The cake doesn’t have any cosmic significance. The cake is inconsequential. The cake is a lie. Cake is memory sweetened with frosting. It is the reward for another year of life lived well, but if we were supposed to repeat the past, we’d have a birthday kale salad or a protein shake: sustainable and sensible. Instead we get hopped up on sugar and fling ourselves into the new year with plans for awesomeness (this is the year I will start my own business, hike the Appalachian trail, eat my weight in cheese fries). Change in habit can be hard to accept at moments. The sugar haze makes it go down easy, and by the time we crash, we’re well ensconced in the new thing, halfway to Maine in hiking boots, swallowing seventy-five pounds of cheese fries with only forty more to go.
My grandmother passed away last December. It’s Sunday morning and I’m missing our Sunday morning phone calls. I have new Sunday morning habits, equally lovely but different. I barely even noticed the evolution of things until the loss of her was palpable. I’m missing the time when I thought I knew what path I was on and direction was simple. I’m missing her grandmotherly advice at a time when I would actually want to take it: I should run off with an artist. I should be a muse. I should write the story of her life. I should make cake.

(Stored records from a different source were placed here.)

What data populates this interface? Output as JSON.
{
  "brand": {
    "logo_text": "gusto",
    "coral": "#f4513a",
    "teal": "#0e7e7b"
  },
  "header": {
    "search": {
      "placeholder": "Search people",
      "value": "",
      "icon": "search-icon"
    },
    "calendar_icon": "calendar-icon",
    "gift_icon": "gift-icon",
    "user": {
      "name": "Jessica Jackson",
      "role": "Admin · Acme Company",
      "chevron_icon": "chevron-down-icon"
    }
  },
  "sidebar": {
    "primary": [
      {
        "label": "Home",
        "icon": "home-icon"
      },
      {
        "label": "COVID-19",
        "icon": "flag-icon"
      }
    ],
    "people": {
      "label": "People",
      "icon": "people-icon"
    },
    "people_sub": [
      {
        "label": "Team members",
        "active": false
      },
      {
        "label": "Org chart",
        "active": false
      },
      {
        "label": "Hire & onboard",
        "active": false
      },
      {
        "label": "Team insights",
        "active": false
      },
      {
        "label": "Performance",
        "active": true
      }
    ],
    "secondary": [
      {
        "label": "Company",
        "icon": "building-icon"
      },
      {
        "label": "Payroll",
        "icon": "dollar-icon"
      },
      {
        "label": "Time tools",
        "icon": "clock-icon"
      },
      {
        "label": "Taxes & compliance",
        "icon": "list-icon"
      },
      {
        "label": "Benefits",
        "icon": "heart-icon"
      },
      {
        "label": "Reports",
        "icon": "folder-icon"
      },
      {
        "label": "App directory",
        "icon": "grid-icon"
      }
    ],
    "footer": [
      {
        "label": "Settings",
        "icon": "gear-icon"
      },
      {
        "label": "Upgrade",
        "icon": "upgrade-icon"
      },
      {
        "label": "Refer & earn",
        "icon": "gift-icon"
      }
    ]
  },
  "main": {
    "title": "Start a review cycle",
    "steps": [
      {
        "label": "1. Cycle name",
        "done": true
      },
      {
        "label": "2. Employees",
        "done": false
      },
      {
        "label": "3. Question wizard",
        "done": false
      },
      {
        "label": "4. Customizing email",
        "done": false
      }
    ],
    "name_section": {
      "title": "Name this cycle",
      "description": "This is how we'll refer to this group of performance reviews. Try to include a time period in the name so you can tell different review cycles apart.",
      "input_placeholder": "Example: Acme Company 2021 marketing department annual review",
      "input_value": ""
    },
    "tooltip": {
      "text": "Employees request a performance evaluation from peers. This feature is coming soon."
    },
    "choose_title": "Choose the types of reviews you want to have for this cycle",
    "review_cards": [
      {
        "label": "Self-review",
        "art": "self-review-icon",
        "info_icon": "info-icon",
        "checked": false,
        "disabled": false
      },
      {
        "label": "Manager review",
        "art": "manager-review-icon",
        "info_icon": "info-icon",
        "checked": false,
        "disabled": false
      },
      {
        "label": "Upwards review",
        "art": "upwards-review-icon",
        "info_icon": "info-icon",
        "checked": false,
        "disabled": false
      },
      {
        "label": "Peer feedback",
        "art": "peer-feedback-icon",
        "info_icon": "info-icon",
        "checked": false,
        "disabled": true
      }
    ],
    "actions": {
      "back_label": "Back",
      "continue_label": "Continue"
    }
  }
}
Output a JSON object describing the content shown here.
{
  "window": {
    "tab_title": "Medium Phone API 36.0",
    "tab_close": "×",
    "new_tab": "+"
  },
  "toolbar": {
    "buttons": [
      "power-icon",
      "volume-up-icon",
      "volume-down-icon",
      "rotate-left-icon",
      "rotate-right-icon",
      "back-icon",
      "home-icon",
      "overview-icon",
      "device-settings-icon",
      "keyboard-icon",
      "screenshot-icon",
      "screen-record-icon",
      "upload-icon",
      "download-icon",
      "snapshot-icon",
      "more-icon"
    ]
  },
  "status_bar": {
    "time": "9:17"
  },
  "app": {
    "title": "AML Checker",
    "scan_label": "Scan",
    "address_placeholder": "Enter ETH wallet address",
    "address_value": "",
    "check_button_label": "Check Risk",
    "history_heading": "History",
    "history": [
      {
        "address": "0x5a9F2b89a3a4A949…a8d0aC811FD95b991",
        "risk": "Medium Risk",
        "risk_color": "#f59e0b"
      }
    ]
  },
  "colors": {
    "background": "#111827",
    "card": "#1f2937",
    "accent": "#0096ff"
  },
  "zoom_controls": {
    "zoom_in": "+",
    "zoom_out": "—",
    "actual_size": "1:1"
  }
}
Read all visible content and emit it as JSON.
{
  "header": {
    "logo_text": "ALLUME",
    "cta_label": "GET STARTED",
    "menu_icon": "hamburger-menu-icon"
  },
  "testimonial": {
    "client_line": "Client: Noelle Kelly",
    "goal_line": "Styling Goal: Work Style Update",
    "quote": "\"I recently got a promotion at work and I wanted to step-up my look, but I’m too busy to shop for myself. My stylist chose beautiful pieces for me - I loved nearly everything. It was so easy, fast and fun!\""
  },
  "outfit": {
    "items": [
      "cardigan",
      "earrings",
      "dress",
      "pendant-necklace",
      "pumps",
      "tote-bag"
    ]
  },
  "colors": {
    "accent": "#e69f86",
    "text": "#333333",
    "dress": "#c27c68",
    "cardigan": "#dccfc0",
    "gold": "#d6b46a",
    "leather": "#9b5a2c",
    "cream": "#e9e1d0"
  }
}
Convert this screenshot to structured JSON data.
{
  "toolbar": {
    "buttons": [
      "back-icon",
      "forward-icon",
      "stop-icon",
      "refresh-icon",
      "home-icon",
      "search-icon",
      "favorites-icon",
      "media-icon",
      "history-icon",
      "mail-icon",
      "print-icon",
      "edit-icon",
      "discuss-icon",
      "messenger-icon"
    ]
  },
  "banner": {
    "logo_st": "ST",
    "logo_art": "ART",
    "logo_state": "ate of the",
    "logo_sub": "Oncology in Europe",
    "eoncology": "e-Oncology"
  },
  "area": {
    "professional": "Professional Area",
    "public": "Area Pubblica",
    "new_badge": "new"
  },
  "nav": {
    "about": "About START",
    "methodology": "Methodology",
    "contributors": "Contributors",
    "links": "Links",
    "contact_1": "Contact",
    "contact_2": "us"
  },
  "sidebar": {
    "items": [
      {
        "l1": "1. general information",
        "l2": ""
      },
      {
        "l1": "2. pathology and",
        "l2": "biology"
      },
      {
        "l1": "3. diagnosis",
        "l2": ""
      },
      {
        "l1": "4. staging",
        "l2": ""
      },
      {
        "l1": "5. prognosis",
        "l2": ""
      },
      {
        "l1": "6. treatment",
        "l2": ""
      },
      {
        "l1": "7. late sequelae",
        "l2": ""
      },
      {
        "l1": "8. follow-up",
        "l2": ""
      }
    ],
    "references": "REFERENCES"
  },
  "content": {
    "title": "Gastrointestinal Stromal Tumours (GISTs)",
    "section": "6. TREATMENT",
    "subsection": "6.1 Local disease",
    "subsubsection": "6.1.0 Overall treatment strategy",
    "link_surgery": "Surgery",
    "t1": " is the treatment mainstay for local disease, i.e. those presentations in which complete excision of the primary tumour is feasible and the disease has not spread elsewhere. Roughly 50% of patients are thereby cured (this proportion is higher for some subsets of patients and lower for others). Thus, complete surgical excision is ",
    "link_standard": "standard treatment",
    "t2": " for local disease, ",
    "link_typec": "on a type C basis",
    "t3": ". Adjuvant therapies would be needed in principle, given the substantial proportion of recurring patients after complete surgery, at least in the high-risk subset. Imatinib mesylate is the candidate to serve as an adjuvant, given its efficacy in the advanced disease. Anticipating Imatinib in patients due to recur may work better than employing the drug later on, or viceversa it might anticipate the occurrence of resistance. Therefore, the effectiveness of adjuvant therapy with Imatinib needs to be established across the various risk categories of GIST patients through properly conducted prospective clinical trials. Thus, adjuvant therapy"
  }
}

The cake is delicious. But it is just cake (okay, really yummy cake).
Copied from thepioneerwoman.com, with some minor changes because that’s how we do.
Tres Leches Cake
for the cake:
- 1 cup All-purpose Flour
- 1-1/2 teaspoon Baking Powder
- 1/4 teaspoon Salt
- 5 whole Eggs
- 1 cup Sugar, Divided
- 2 teaspoons Vanilla extract
- 1/3 cup Milk
for the tres leches part:
- 1 can Evaporated Milk
- 1 can Sweetened, Condensed Milk
- 1/4 cup Heavy Cream
- 2 oz Dark Rum (optional)
for the icing:
- 1 pint Heavy Cream, For Whipping
- 4 Tablespoons Confectioners Sugar
- 2 teaspoons vanilla extract
Preheat oven to 350 degrees. Line the bottom of a 9 x 13 inch pan with parchment and butter parchment and sides liberally.
Combine flour, baking powder, and salt in a large bowl. Separate eggs.
Beat egg yolks with 3/4 cup sugar on high speed until yolks are pale yellow. Stir in milk and vanilla. Pour egg yolk mixture over the flour mixture and stir very gently until combined.
Beat egg whites on high speed until soft peaks form. With the mixer on, pour in remaining 1/4 cup sugar and beat until egg whites are stiff but not dry.
Fold egg white mixture into the batter very gently until just combined. Pour into prepared pan and spread to even out the surface.
Bake for 35 to 45 minutes or until a toothpick comes out clean. Turn cake out onto a rimmed platter and allow to cool.
Combine condensed milk, evaporated milk, and heavy cream in a small pitcher. When cake is cool, pierce the surface with a fork several times. Slowly drizzle all but about 1 cup of the milk mixture—try to get as much around the edges of the cake as you can.
Allow the cake to absorb the milk mixture for 30 minutes. To ice the cake, whip 1 pint heavy cream with confections sugar and vanilla until thick and spreadable.
Spread over the surface of the cake. Decorate cake with fresh berries. Cut into squares and serve.